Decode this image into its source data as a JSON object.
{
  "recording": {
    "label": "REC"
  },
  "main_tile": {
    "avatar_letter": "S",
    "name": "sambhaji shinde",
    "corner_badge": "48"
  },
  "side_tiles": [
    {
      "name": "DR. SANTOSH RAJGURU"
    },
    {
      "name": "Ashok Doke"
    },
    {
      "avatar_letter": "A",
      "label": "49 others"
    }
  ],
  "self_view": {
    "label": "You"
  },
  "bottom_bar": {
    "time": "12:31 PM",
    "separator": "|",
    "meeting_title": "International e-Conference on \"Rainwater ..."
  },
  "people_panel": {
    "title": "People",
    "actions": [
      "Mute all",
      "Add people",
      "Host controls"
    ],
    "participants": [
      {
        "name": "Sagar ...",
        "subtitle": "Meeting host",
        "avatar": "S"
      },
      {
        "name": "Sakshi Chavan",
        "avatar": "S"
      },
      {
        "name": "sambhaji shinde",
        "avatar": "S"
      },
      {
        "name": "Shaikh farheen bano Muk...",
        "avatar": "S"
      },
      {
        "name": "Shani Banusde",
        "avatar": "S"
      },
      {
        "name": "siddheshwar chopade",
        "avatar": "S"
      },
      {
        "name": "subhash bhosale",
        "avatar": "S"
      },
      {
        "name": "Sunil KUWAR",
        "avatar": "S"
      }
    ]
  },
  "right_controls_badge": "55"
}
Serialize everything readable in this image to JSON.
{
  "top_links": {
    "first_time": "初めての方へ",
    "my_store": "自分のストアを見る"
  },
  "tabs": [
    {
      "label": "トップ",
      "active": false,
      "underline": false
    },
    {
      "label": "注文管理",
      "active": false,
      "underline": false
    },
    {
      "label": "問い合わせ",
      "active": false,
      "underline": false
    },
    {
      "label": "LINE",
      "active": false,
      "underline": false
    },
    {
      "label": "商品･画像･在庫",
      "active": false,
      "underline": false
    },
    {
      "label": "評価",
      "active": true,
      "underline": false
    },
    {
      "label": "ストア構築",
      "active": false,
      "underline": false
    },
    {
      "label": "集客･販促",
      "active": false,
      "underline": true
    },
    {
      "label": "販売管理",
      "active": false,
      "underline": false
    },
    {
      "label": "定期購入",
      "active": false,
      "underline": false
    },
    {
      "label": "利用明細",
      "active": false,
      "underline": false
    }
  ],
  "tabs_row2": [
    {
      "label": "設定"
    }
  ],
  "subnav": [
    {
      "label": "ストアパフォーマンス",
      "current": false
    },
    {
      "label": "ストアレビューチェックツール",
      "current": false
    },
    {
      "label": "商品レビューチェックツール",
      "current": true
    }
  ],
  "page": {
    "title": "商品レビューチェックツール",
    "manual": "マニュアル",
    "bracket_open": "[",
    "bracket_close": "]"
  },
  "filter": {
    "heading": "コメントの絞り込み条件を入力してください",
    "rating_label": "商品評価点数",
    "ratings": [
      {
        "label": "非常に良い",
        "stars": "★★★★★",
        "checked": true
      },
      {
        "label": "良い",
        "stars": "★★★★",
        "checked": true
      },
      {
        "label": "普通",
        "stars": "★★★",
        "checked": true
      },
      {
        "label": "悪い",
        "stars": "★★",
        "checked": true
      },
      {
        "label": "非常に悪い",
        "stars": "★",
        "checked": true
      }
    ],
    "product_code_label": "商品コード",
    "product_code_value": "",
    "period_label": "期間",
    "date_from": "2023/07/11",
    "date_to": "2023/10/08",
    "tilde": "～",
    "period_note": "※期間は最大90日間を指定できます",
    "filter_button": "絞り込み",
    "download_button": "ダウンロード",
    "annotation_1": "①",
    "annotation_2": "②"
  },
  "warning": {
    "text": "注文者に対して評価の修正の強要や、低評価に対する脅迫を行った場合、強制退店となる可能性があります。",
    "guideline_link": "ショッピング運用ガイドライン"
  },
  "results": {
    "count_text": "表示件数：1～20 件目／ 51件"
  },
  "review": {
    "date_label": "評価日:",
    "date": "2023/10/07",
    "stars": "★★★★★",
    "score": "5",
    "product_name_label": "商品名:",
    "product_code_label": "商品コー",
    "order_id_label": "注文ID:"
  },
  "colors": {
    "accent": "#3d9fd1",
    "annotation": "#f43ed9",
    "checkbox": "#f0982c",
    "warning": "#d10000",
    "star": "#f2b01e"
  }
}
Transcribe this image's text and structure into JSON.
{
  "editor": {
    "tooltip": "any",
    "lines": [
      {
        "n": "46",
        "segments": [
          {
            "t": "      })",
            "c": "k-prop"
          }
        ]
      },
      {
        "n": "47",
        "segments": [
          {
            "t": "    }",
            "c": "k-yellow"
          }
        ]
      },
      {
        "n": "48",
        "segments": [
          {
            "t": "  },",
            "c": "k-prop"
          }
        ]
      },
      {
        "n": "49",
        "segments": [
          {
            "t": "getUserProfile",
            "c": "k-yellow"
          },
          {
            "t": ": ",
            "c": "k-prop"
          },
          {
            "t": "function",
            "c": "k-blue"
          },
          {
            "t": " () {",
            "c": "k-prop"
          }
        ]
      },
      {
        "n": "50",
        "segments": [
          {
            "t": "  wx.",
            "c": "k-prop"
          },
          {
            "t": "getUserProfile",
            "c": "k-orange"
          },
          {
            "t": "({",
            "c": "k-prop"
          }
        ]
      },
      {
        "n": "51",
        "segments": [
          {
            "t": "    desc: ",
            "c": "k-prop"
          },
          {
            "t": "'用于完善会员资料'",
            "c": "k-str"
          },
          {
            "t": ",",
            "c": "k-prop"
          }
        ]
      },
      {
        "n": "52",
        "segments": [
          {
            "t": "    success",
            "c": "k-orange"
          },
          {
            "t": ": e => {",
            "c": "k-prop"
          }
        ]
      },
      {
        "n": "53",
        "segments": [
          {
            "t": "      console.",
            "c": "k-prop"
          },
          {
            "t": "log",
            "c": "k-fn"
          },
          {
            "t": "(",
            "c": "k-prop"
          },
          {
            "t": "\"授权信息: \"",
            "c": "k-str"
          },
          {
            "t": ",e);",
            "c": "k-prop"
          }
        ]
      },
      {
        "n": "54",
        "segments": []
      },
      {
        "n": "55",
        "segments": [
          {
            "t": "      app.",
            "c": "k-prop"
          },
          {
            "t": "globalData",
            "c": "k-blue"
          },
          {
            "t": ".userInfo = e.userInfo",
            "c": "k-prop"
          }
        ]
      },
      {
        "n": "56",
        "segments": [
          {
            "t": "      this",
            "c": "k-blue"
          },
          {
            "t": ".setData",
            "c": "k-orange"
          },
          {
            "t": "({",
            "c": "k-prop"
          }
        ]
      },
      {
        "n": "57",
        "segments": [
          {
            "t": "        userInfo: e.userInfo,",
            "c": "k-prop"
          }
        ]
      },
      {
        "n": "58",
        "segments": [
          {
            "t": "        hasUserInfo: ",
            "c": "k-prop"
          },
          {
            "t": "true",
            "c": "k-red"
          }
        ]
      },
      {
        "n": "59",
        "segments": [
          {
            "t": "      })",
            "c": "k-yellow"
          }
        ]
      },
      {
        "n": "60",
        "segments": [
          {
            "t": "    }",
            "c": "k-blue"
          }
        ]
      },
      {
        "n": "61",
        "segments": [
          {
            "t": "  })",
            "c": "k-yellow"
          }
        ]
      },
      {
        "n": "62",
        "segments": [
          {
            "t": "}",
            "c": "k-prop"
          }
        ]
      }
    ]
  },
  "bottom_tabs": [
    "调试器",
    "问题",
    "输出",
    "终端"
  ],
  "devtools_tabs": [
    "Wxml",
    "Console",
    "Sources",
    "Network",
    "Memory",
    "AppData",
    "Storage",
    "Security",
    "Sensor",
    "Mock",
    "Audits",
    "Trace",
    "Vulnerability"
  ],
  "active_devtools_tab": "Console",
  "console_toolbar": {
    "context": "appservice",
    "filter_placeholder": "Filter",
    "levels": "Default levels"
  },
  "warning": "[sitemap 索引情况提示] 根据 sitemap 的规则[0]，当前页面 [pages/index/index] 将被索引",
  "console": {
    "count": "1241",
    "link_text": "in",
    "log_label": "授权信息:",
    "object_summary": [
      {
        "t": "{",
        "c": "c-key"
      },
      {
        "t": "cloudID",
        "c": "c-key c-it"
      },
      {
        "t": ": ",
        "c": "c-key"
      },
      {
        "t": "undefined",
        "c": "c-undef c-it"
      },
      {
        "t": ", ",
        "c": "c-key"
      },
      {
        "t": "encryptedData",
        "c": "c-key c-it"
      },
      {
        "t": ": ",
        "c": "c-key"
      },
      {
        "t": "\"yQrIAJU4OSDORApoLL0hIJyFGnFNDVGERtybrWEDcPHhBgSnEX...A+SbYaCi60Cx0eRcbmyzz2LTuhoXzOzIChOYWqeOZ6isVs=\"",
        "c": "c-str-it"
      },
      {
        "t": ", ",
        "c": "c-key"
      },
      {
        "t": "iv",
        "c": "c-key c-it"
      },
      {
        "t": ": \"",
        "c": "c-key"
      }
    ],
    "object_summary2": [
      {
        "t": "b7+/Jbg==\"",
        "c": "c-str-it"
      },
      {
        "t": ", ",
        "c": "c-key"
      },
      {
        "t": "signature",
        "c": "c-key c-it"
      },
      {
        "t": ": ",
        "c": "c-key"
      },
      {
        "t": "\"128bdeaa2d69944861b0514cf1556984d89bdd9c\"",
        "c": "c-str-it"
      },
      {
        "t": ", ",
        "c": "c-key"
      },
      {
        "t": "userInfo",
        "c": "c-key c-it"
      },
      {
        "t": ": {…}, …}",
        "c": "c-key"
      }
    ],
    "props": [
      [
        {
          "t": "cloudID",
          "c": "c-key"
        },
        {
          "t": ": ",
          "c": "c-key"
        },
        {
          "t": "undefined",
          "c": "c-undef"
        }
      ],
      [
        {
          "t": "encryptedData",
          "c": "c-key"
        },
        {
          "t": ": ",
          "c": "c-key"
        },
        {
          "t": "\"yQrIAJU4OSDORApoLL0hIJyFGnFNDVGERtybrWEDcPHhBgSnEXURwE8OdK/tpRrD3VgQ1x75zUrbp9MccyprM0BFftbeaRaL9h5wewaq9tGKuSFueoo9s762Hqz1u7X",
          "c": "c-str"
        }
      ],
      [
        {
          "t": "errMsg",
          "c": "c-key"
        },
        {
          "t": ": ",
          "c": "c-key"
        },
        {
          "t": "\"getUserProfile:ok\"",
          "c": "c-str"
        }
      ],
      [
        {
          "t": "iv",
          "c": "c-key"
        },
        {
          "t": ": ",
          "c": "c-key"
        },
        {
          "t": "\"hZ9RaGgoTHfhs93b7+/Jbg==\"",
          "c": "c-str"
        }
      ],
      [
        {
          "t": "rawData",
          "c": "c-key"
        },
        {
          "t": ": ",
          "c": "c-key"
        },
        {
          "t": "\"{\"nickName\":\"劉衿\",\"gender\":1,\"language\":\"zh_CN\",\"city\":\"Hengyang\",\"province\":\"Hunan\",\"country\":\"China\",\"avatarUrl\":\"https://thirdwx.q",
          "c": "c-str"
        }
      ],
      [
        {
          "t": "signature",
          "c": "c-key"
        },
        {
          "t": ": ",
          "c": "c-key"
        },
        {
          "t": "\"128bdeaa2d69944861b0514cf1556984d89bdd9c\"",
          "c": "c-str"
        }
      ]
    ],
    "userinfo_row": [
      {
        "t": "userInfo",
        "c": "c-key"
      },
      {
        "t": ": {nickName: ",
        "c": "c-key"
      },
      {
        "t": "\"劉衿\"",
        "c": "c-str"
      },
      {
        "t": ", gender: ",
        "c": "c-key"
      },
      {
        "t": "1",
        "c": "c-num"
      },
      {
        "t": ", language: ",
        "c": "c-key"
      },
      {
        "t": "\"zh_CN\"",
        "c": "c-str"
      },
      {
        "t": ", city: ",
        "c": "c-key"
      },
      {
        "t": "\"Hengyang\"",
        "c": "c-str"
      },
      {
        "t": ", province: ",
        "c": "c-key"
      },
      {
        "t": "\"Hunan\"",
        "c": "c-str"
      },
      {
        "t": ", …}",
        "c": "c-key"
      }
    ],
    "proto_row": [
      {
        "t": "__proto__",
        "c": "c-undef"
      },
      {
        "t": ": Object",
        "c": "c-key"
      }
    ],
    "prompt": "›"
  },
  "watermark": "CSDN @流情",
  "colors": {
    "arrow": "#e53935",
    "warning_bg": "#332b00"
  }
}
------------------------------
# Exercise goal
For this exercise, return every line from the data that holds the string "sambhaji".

# Finished task
    "name": "sambhaji shinde",
        "name": "sambhaji shinde",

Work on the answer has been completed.